## Work to be completed:
Exclude every picture and return the remaining entries below verbatim.

(Beginning of Record set)

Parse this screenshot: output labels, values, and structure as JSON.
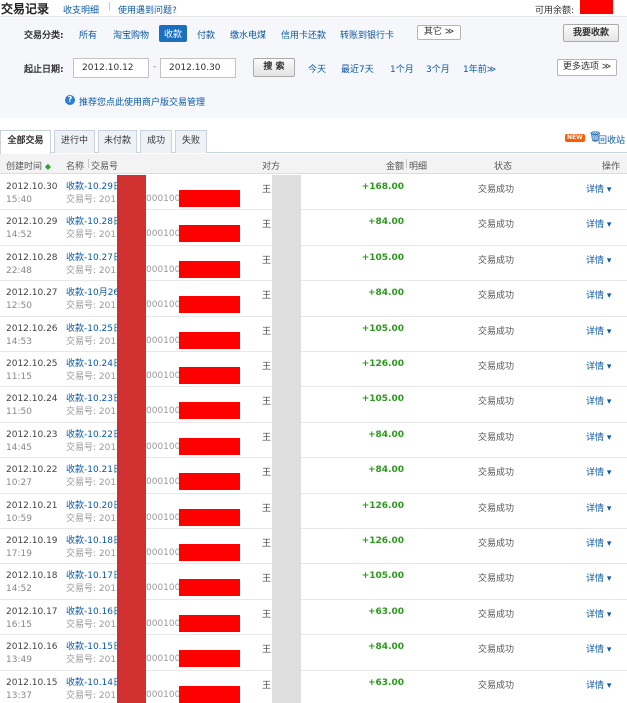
{
  "header": {
    "title": "交易记录",
    "link_statement": "收支明细",
    "link_help": "使用遇到问题?",
    "balance_label": "可用余额:"
  },
  "filter": {
    "category_label": "交易分类:",
    "categories": [
      "所有",
      "淘宝购物",
      "收款",
      "付款",
      "缴水电煤",
      "信用卡还款",
      "转账到银行卡"
    ],
    "selected_category": "收款",
    "other_button": "其它 ≫",
    "collect_button": "我要收款",
    "date_label": "起止日期:",
    "start_date": "2012.10.12",
    "date_separator": "-",
    "end_date": "2012.10.30",
    "search_button": "搜 索",
    "quick_ranges": [
      "今天",
      "最近7天",
      "1个月",
      "3个月",
      "1年前≫"
    ],
    "more_options": "更多选项 ≫",
    "tip": "推荐您点此使用商户版交易管理"
  },
  "tabs": [
    "全部交易",
    "进行中",
    "未付款",
    "成功",
    "失败"
  ],
  "active_tab": "全部交易",
  "recycle": {
    "badge": "NEW",
    "label": "回收站"
  },
  "table": {
    "headers": {
      "created": "创建时间",
      "name": "名称",
      "trade_no": "交易号",
      "counterparty": "对方",
      "amount": "金额",
      "detail": "明细",
      "status": "状态",
      "action": "操作"
    },
    "rows": [
      {
        "date": "2012.10.30",
        "time": "15:40",
        "name": "收款-10.29日",
        "no": "交易号: 2012",
        "no_tail": "0001000",
        "cp": "王",
        "amount": "+168.00",
        "status": "交易成功",
        "detail": "详情 ▾"
      },
      {
        "date": "2012.10.29",
        "time": "14:52",
        "name": "收款-10.28日",
        "no": "交易号: 2012",
        "no_tail": "0001000",
        "cp": "王",
        "amount": "+84.00",
        "status": "交易成功",
        "detail": "详情 ▾"
      },
      {
        "date": "2012.10.28",
        "time": "22:48",
        "name": "收款-10.27日",
        "no": "交易号: 2012",
        "no_tail": "0001000",
        "cp": "王",
        "amount": "+105.00",
        "status": "交易成功",
        "detail": "详情 ▾"
      },
      {
        "date": "2012.10.27",
        "time": "12:50",
        "name": "收款-10月26",
        "no": "交易号: 2012",
        "no_tail": "0001000",
        "cp": "王",
        "amount": "+84.00",
        "status": "交易成功",
        "detail": "详情 ▾"
      },
      {
        "date": "2012.10.26",
        "time": "14:53",
        "name": "收款-10.25日",
        "no": "交易号: 2012",
        "no_tail": "0001000",
        "cp": "王",
        "amount": "+105.00",
        "status": "交易成功",
        "detail": "详情 ▾"
      },
      {
        "date": "2012.10.25",
        "time": "11:15",
        "name": "收款-10.24日",
        "no": "交易号: 2012",
        "no_tail": "0001000",
        "cp": "王",
        "amount": "+126.00",
        "status": "交易成功",
        "detail": "详情 ▾"
      },
      {
        "date": "2012.10.24",
        "time": "11:50",
        "name": "收款-10.23日",
        "no": "交易号: 2012",
        "no_tail": "0001000",
        "cp": "王",
        "amount": "+105.00",
        "status": "交易成功",
        "detail": "详情 ▾"
      },
      {
        "date": "2012.10.23",
        "time": "14:45",
        "name": "收款-10.22日",
        "no": "交易号: 2012",
        "no_tail": "0001000",
        "cp": "王",
        "amount": "+84.00",
        "status": "交易成功",
        "detail": "详情 ▾"
      },
      {
        "date": "2012.10.22",
        "time": "10:27",
        "name": "收款-10.21日",
        "no": "交易号: 2012",
        "no_tail": "0001000",
        "cp": "王",
        "amount": "+84.00",
        "status": "交易成功",
        "detail": "详情 ▾"
      },
      {
        "date": "2012.10.21",
        "time": "10:59",
        "name": "收款-10.20日",
        "no": "交易号: 2012",
        "no_tail": "0001000",
        "cp": "王",
        "amount": "+126.00",
        "status": "交易成功",
        "detail": "详情 ▾"
      },
      {
        "date": "2012.10.19",
        "time": "17:19",
        "name": "收款-10.18日",
        "no": "交易号: 2012",
        "no_tail": "0001000",
        "cp": "王",
        "amount": "+126.00",
        "status": "交易成功",
        "detail": "详情 ▾"
      },
      {
        "date": "2012.10.18",
        "time": "14:52",
        "name": "收款-10.17日",
        "no": "交易号: 2012",
        "no_tail": "0001000",
        "cp": "王",
        "amount": "+105.00",
        "status": "交易成功",
        "detail": "详情 ▾"
      },
      {
        "date": "2012.10.17",
        "time": "16:15",
        "name": "收款-10.16日",
        "no": "交易号: 2012",
        "no_tail": "0001000",
        "cp": "王",
        "amount": "+63.00",
        "status": "交易成功",
        "detail": "详情 ▾"
      },
      {
        "date": "2012.10.16",
        "time": "13:49",
        "name": "收款-10.15日",
        "no": "交易号: 2012",
        "no_tail": "0001000",
        "cp": "王",
        "amount": "+84.00",
        "status": "交易成功",
        "detail": "详情 ▾"
      },
      {
        "date": "2012.10.15",
        "time": "13:37",
        "name": "收款-10.14日",
        "no": "交易号: 2012",
        "no_tail": "0001000",
        "cp": "王",
        "amount": "+63.00",
        "status": "交易成功",
        "detail": "详情 ▾"
      }
    ]
  },
  "colors": {
    "link": "#0b59a8",
    "amount": "#2a9a1a",
    "selected_category_bg": "#1a6fbf",
    "redaction_red": "#ff0000",
    "redaction_dark_red": "#d0302f",
    "redaction_gray": "#dedede"
  }
}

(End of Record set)

## Exercise output:
Parse this screenshot: output labels, values, and structure as JSON.
{
  "header": {
    "title": "交易记录",
    "link_statement": "收支明细",
    "link_help": "使用遇到问题?",
    "balance_label": "可用余额:"
  },
  "filter": {
    "category_label": "交易分类:",
    "categories": [
      "所有",
      "淘宝购物",
      "收款",
      "付款",
      "缴水电煤",
      "信用卡还款",
      "转账到银行卡"
    ],
    "selected_category": "收款",
    "other_button": "其它 ≫",
    "collect_button": "我要收款",
    "date_label": "起止日期:",
    "start_date": "2012.10.12",
    "date_separator": "-",
    "end_date": "2012.10.30",
    "search_button": "搜 索",
    "quick_ranges": [
      "今天",
      "最近7天",
      "1个月",
      "3个月",
      "1年前≫"
    ],
    "more_options": "更多选项 ≫",
    "tip": "推荐您点此使用商户版交易管理"
  },
  "tabs": [
    "全部交易",
    "进行中",
    "未付款",
    "成功",
    "失败"
  ],
  "active_tab": "全部交易",
  "recycle": {
    "badge": "NEW",
    "label": "回收站"
  },
  "table": {
    "headers": {
      "created": "创建时间",
      "name": "名称",
      "trade_no": "交易号",
      "counterparty": "对方",
      "amount": "金额",
      "detail": "明细",
      "status": "状态",
      "action": "操作"
    },
    "rows": [
      {
        "date": "2012.10.30",
        "time": "15:40",
        "name": "收款-10.29日",
        "no": "交易号: 2012",
        "no_tail": "0001000",
        "cp": "王",
        "amount": "+168.00",
        "status": "交易成功",
        "detail": "详情 ▾"
      },
      {
        "date": "2012.10.29",
        "time": "14:52",
        "name": "收款-10.28日",
        "no": "交易号: 2012",
        "no_tail": "0001000",
        "cp": "王",
        "amount": "+84.00",
        "status": "交易成功",
        "detail": "详情 ▾"
      },
      {
        "date": "2012.10.28",
        "time": "22:48",
        "name": "收款-10.27日",
        "no": "交易号: 2012",
        "no_tail": "0001000",
        "cp": "王",
        "amount": "+105.00",
        "status": "交易成功",
        "detail": "详情 ▾"
      },
      {
        "date": "2012.10.27",
        "time": "12:50",
        "name": "收款-10月26",
        "no": "交易号: 2012",
        "no_tail": "0001000",
        "cp": "王",
        "amount": "+84.00",
        "status": "交易成功",
        "detail": "详情 ▾"
      },
      {
        "date": "2012.10.26",
        "time": "14:53",
        "name": "收款-10.25日",
        "no": "交易号: 2012",
        "no_tail": "0001000",
        "cp": "王",
        "amount": "+105.00",
        "status": "交易成功",
        "detail": "详情 ▾"
      },
      {
        "date": "2012.10.25",
        "time": "11:15",
        "name": "收款-10.24日",
        "no": "交易号: 2012",
        "no_tail": "0001000",
        "cp": "王",
        "amount": "+126.00",
        "status": "交易成功",
        "detail": "详情 ▾"
      },
      {
        "date": "2012.10.24",
        "time": "11:50",
        "name": "收款-10.23日",
        "no": "交易号: 2012",
        "no_tail": "0001000",
        "cp": "王",
        "amount": "+105.00",
        "status": "交易成功",
        "detail": "详情 ▾"
      },
      {
        "date": "2012.10.23",
        "time": "14:45",
        "name": "收款-10.22日",
        "no": "交易号: 2012",
        "no_tail": "0001000",
        "cp": "王",
        "amount": "+84.00",
        "status": "交易成功",
        "detail": "详情 ▾"
      },
      {
        "date": "2012.10.22",
        "time": "10:27",
        "name": "收款-10.21日",
        "no": "交易号: 2012",
        "no_tail": "0001000",
        "cp": "王",
        "amount": "+84.00",
        "status": "交易成功",
        "detail": "详情 ▾"
      },
      {
        "date": "2012.10.21",
        "time": "10:59",
        "name": "收款-10.20日",
        "no": "交易号: 2012",
        "no_tail": "0001000",
        "cp": "王",
        "amount": "+126.00",
        "status": "交易成功",
        "detail": "详情 ▾"
      },
      {
        "date": "2012.10.19",
        "time": "17:19",
        "name": "收款-10.18日",
        "no": "交易号: 2012",
        "no_tail": "0001000",
        "cp": "王",
        "amount": "+126.00",
        "status": "交易成功",
        "detail": "详情 ▾"
      },
      {
        "date": "2012.10.18",
        "time": "14:52",
        "name": "收款-10.17日",
        "no": "交易号: 2012",
        "no_tail": "0001000",
        "cp": "王",
        "amount": "+105.00",
        "status": "交易成功",
        "detail": "详情 ▾"
      },
      {
        "date": "2012.10.17",
        "time": "16:15",
        "name": "收款-10.16日",
        "no": "交易号: 2012",
        "no_tail": "0001000",
        "cp": "王",
        "amount": "+63.00",
        "status": "交易成功",
        "detail": "详情 ▾"
      },
      {
        "date": "2012.10.16",
        "time": "13:49",
        "name": "收款-10.15日",
        "no": "交易号: 2012",
        "no_tail": "0001000",
        "cp": "王",
        "amount": "+84.00",
        "status": "交易成功",
        "detail": "详情 ▾"
      },
      {
        "date": "2012.10.15",
        "time": "13:37",
        "name": "收款-10.14日",
        "no": "交易号: 2012",
        "no_tail": "0001000",
        "cp": "王",
        "amount": "+63.00",
        "status": "交易成功",
        "detail": "详情 ▾"
      }
    ]
  },
  "colors": {
    "link": "#0b59a8",
    "amount": "#2a9a1a",
    "selected_category_bg": "#1a6fbf",
    "redaction_red": "#ff0000",
    "redaction_dark_red": "#d0302f",
    "redaction_gray": "#dedede"
  }
}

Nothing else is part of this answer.